The sheep pretty well ignored me, despite my efforts at getting their attention. They did not respond to my calling, my whistles, my attempts at bleating, even my offering of a small branch plucked from a tree to entice them with something other than grass to eat. At the far end of their encampment, we noticed that one small, lone sheep had somehow managed to escape the pen –not sure how that happened – but it was free to roam all by itself in the next enclosure.
The sheepherder’s travel-trailer was parked down the hill next to the community garden, so we walked down to the trailer to notify him of the situation. He was a diminutive man, Spanish-speaking only, but had a kind face and a warm smile. I managed to convey in very broken Spanish and a lot of gesturing that an animal had escaped. He nodded, jumped on his small tractor, and chugged up the hill. We then continued walking on the main street, heading home. As we passed some of the homes at the bottom of the hill below the ridge, we could hear the noise level of the sheep escalating. They were certainly getting more animated. There was suddenly much more activity among them, and we could see up the hill between the houses that they were all moving toward the end of their pen. And we realized that all this sudden motion and cacophony was due to the arrival of the shepherd.
All this brings to mind the 23rd Psalm and the relationship that we have with our own Good Shepherd. It also connects with those scriptures where Jesus talks about how the sheep know the shepherd’s voice and respond. Or the parable where Jesus states, “what shepherd with a hundred sheep, who lost one, would not leave the ninety-nine safely in the fold and go in search of that one lost sheep?” I saw it happen with my own eyes. And I am resolute in my appreciation for God’s gentle leading, as well, of the flock of which we are a part.

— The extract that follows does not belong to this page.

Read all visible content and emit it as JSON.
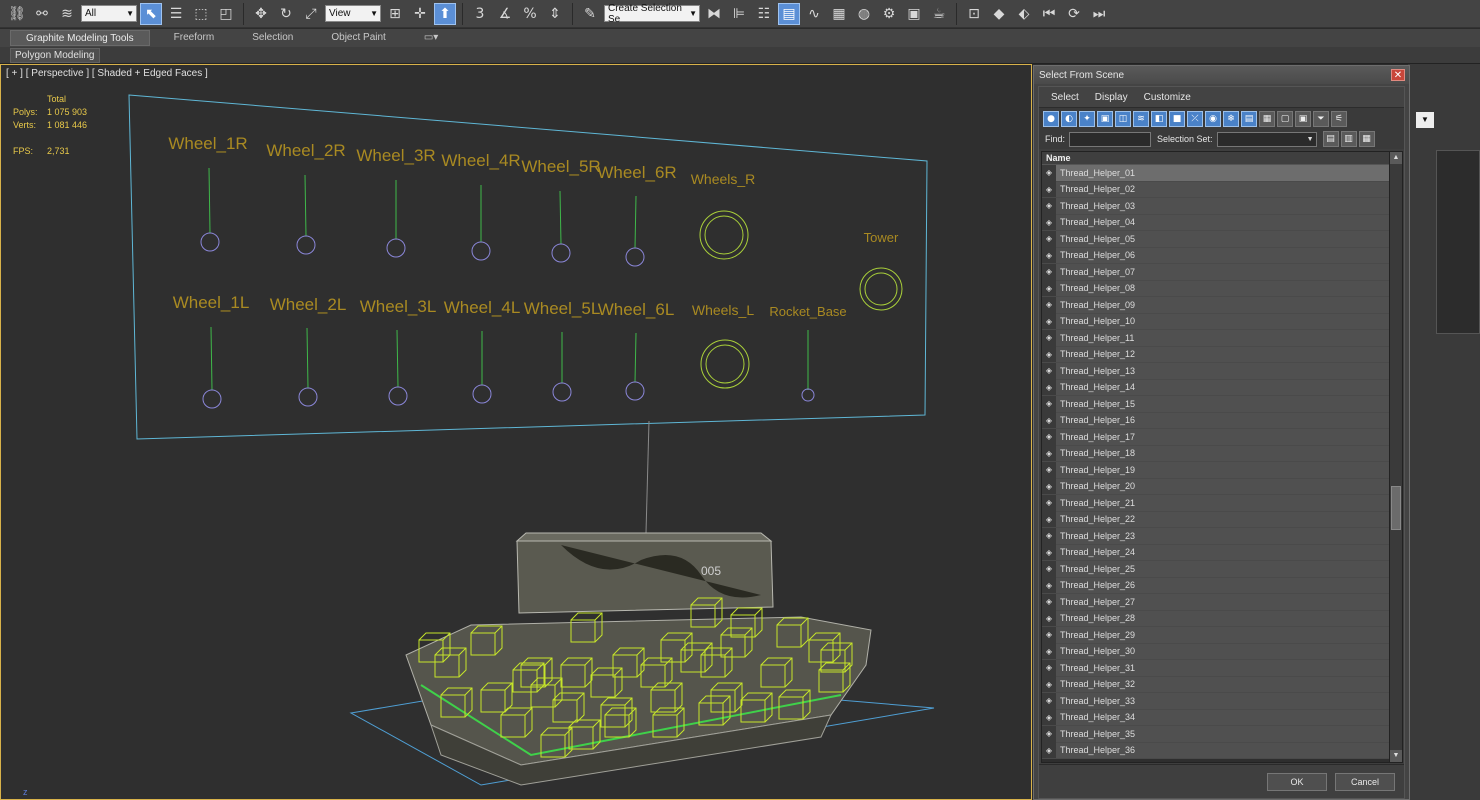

Readers may submit articles of approximately 800 words on topics of local interest for the Guest Editor column. Email email@example.com. Although we intend to print all submissions, we do reserve the right to refuse to publish any article.